China's State Council has issued a plan to strengthen the country's digital economy by 2025, aiming to increase the digital economy's share of the national GDP from 7.8% in 2020 to 10% in 2025. Beijing would accomplish this by pushing technologies like 6G and big data centers. Big data centers are also expected to increase the number of users with the fastest broadband connection speed available, from 6.4 million in 2020 to 60 million in 2025.
In Washington, the possibility of a strong Chinese digital economy has prompted lawmakers to move forward with a bill that would authorize billions of dollars in funding so that the U.S. doesn't lose technological leadership to China. Led by Senator Chuck Schumer (D-NY) and Speaker Nancy Pelosi (D-CA), the House is preparing to move forward on a China competitiveness bill that would boost U.S. research and development as well as aid for the domestic semiconductor industry.
While several House Republicans have slammed the legislation, some progressive groups are also concerned that the bill, amidst the technological race between the two world superpowers, might be too "aggressively focused on China." They said they fear the approach could start a new Cold War, and continue to advocate for a more collaborative approach.
Read more in, "China's Rapid Shift to a Digital Economy," by Zhang Jun, a Dean at the Fudan University School of Economics.
Kazakhstan, the Central Asian neighbor to China and strategic partner of both China and the United States, has been rocked by a double blow of unprecedented nationwide protests and a power struggle among members of the top political elite. Initially, peaceful protests against fuel price increases turned violent, and government buildings were briefly captured or torched in several cities. Troops were ordered to shoot to kill to put down a countrywide uprising.
China and Russia have both supported Kazakhstan's response to the riots, calling into question Beijing's oft-cited non-interference policy.
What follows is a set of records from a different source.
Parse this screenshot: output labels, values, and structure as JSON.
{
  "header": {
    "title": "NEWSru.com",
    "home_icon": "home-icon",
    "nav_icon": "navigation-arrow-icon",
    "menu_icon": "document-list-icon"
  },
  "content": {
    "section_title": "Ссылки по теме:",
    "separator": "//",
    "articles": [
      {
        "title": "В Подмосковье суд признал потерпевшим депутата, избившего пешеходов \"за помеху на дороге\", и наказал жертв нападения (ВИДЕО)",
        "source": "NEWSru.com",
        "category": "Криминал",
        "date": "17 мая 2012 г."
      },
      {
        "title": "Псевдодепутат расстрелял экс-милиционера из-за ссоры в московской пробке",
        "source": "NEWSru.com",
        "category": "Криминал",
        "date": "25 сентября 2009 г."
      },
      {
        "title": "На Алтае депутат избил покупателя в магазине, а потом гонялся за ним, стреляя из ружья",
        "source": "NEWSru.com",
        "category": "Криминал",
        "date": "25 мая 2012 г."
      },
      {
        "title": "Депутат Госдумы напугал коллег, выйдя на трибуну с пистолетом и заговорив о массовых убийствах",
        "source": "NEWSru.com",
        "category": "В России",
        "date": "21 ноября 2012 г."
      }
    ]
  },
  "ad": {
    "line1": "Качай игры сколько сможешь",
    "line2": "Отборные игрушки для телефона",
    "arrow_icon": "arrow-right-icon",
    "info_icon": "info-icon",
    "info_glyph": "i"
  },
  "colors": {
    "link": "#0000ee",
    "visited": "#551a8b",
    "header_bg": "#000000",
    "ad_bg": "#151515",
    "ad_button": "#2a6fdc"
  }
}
Chinese President Xi Jinping sent a verbal message to Kazakh President Kassym-Jomart Tokayev, expressing China's firm opposition to any attempt by external forces to provoke unrest and instigate "color revolutions" in Kazakhstan.
China shares a 1,770-km (1,110-mile) border with Kazakhstan, and instability threatens both Beijing's energy imports and Belt-and-Road projects.
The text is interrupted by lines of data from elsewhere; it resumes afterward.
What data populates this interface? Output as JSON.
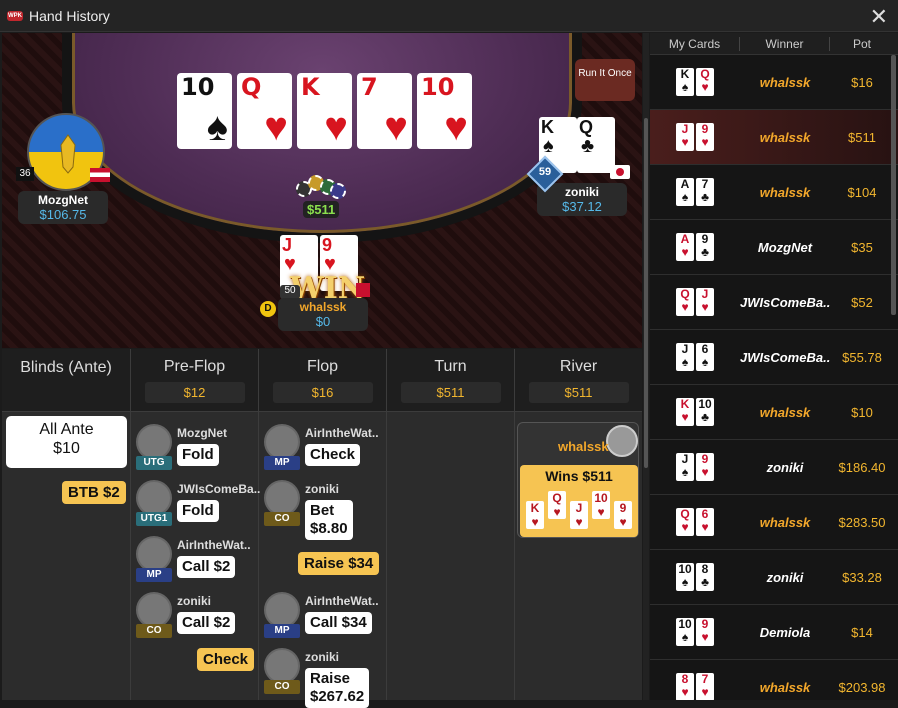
{
  "window": {
    "title": "Hand History",
    "logo_text": "WPK"
  },
  "table": {
    "run_it_once": "Run It Once",
    "board": [
      {
        "rank": "10",
        "suit": "♠",
        "red": false
      },
      {
        "rank": "Q",
        "suit": "♥",
        "red": true
      },
      {
        "rank": "K",
        "suit": "♥",
        "red": true
      },
      {
        "rank": "7",
        "suit": "♥",
        "red": true
      },
      {
        "rank": "10",
        "suit": "♥",
        "red": true
      }
    ],
    "pot": "$511",
    "win_text": "WIN",
    "players": {
      "left": {
        "name": "MozgNet",
        "stack": "$106.75",
        "level": "36"
      },
      "right": {
        "name": "zoniki",
        "stack": "$37.12",
        "level": "59",
        "cards": [
          {
            "rank": "K",
            "suit": "♠"
          },
          {
            "rank": "Q",
            "suit": "♣"
          }
        ]
      },
      "hero": {
        "name": "whalssk",
        "stack": "$0",
        "level": "50",
        "dealer": "D",
        "cards": [
          {
            "rank": "J",
            "suit": "♥"
          },
          {
            "rank": "9",
            "suit": "♥"
          }
        ]
      }
    }
  },
  "streets": {
    "blinds": {
      "label": "Blinds (Ante)",
      "ante_label": "All Ante",
      "ante_value": "$10",
      "btb": "BTB $2"
    },
    "preflop": {
      "label": "Pre-Flop",
      "pot": "$12"
    },
    "flop": {
      "label": "Flop",
      "pot": "$16"
    },
    "turn": {
      "label": "Turn",
      "pot": "$511"
    },
    "river": {
      "label": "River",
      "pot": "$511"
    }
  },
  "actions": {
    "preflop": [
      {
        "name": "MozgNet",
        "pos": "UTG",
        "action": "Fold"
      },
      {
        "name": "JWIsComeBa..",
        "pos": "UTG1",
        "action": "Fold"
      },
      {
        "name": "AirIntheWat..",
        "pos": "MP",
        "action": "Call $2"
      },
      {
        "name": "zoniki",
        "pos": "CO",
        "action": "Call $2"
      }
    ],
    "preflop_check": "Check",
    "flop": [
      {
        "name": "AirIntheWat..",
        "pos": "MP",
        "action": "Check"
      },
      {
        "name": "zoniki",
        "pos": "CO",
        "action": "Bet\n$8.80"
      },
      {
        "name": "AirIntheWat..",
        "pos": "MP",
        "action": "Call $34"
      },
      {
        "name": "zoniki",
        "pos": "CO",
        "action": "Raise\n$267.62"
      }
    ],
    "flop_raise": "Raise $34",
    "river_winner": {
      "name": "whalssk",
      "result": "Wins $511",
      "cards": [
        "K",
        "Q",
        "J",
        "10",
        "9"
      ]
    }
  },
  "history": {
    "headers": [
      "My Cards",
      "Winner",
      "Pot"
    ],
    "rows": [
      {
        "c1": "K",
        "s1": "♠",
        "c2": "Q",
        "s2": "♥",
        "winner": "whalssk",
        "pot": "$16",
        "mine": true
      },
      {
        "c1": "J",
        "s1": "♥",
        "c2": "9",
        "s2": "♥",
        "winner": "whalssk",
        "pot": "$511",
        "mine": true,
        "selected": true
      },
      {
        "c1": "A",
        "s1": "♠",
        "c2": "7",
        "s2": "♣",
        "winner": "whalssk",
        "pot": "$104",
        "mine": true
      },
      {
        "c1": "A",
        "s1": "♥",
        "c2": "9",
        "s2": "♣",
        "winner": "MozgNet",
        "pot": "$35",
        "mine": false
      },
      {
        "c1": "Q",
        "s1": "♥",
        "c2": "J",
        "s2": "♥",
        "winner": "JWIsComeBa..",
        "pot": "$52",
        "mine": false
      },
      {
        "c1": "J",
        "s1": "♠",
        "c2": "6",
        "s2": "♠",
        "winner": "JWIsComeBa..",
        "pot": "$55.78",
        "mine": false
      },
      {
        "c1": "K",
        "s1": "♥",
        "c2": "10",
        "s2": "♣",
        "winner": "whalssk",
        "pot": "$10",
        "mine": true
      },
      {
        "c1": "J",
        "s1": "♠",
        "c2": "9",
        "s2": "♥",
        "winner": "zoniki",
        "pot": "$186.40",
        "mine": false
      },
      {
        "c1": "Q",
        "s1": "♥",
        "c2": "6",
        "s2": "♥",
        "winner": "whalssk",
        "pot": "$283.50",
        "mine": true
      },
      {
        "c1": "10",
        "s1": "♠",
        "c2": "8",
        "s2": "♣",
        "winner": "zoniki",
        "pot": "$33.28",
        "mine": false
      },
      {
        "c1": "10",
        "s1": "♠",
        "c2": "9",
        "s2": "♥",
        "winner": "Demiola",
        "pot": "$14",
        "mine": false
      },
      {
        "c1": "8",
        "s1": "♥",
        "c2": "7",
        "s2": "♥",
        "winner": "whalssk",
        "pot": "$203.98",
        "mine": true
      }
    ]
  },
  "colors": {
    "accent_gold": "#f2b62f",
    "stack_blue": "#56b9e9",
    "pot_green": "#8be04e",
    "winner_orange": "#f2a72b"
  }
}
Meanwhile, U.S. Secretary of State Antony Blinken called on Kazakh President Kassym-Jomart Tokayev to rescind the "shoot-to-kill" order he gave to police and security forces, and said Washington was seeking clarification on why the Central Asian nation needed to call in a Russian-led security force amid domestic unrest.
On another front, Beijing and New Delhi have concluded a 14th round of talks on their border disputes, which ended in a joint statement of agreement to seek a mutually acceptable resolution. Last month, Beijing deployed long-range strategic bombers on its Himalayan border in another apparent warning to New Delhi. China's military buildup near the demarcation line is prompting concern in the U.S. that China is becoming increasingly assertive across its territorial fault lines, including in the South China Sea.
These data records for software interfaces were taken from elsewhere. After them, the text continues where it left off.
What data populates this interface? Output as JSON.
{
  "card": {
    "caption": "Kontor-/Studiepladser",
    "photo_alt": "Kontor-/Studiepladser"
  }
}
The Omicron variant is deepening China's Covid-19 dilemma, particularly with a recent outbreak in Tianjin, just 70 miles south of Beijing. With millions of people confined to their homes and a second round of mass testing ordered, officials are working tirelessly to protect the nation's capital and eliminate risks posed by the virus before the Beijing Winter Olympics, set to commence in three weeks. But despite the flare ups and China's ongoing pursuit of Covid-zero measures, including thousands of canceled international flights, officials have no current plans to lock down Beijing or to change the Olympics schedule, in efforts to deliver the "green, safe, and simple" Games, as called for by President Xi last week.
As China ramps up Covid-zero measures in other parts of the country to stamp out the virus, the lingering question of domestic and international economic impact remains. It's been reported that Southeast Asian countries neighboring China are currently experiencing economic hardship as a direct result of the measures and their impacts on trade. As border trade has come to a halt, shipments of perishable goods have been stuck alongside multiple borders with China, including Vietnam and Myanmar. The current "impossibility" of trading perishable agricultural goods is wreaking havoc on local bilateral trade and businesses on both sides of the border, according to Vietnam's Ministry of Trade. The situation has become particularly problematic with Lunar New Year approaching, as companies ramped up production but are now struggling to reach their intended market.
Meanwhile, China had a record-breaking trade surplus for the month of December that officials said fulfilled the country's goals. But while exports have fueled China's growth through the pandemic, domestic consumption has remained weak as local consumers are hesitant to spend. But Beijing is continuing its efforts to fortify the Chinese economy, stockpiling essentials and preparing for more domestic production, with the hopes that domestic consumption will be the growth source for the future.
Read more in "Omicron and Its Impacts on the Global Supply Chain," by Earl Carr, Founder and Chief Executive Officer at CJPA Global Advisors; Pengyu Lu, a Senior Advisor to CEO's Office & Global Research Analyst; and Gustav Andersson, Senior Global Research Analyst.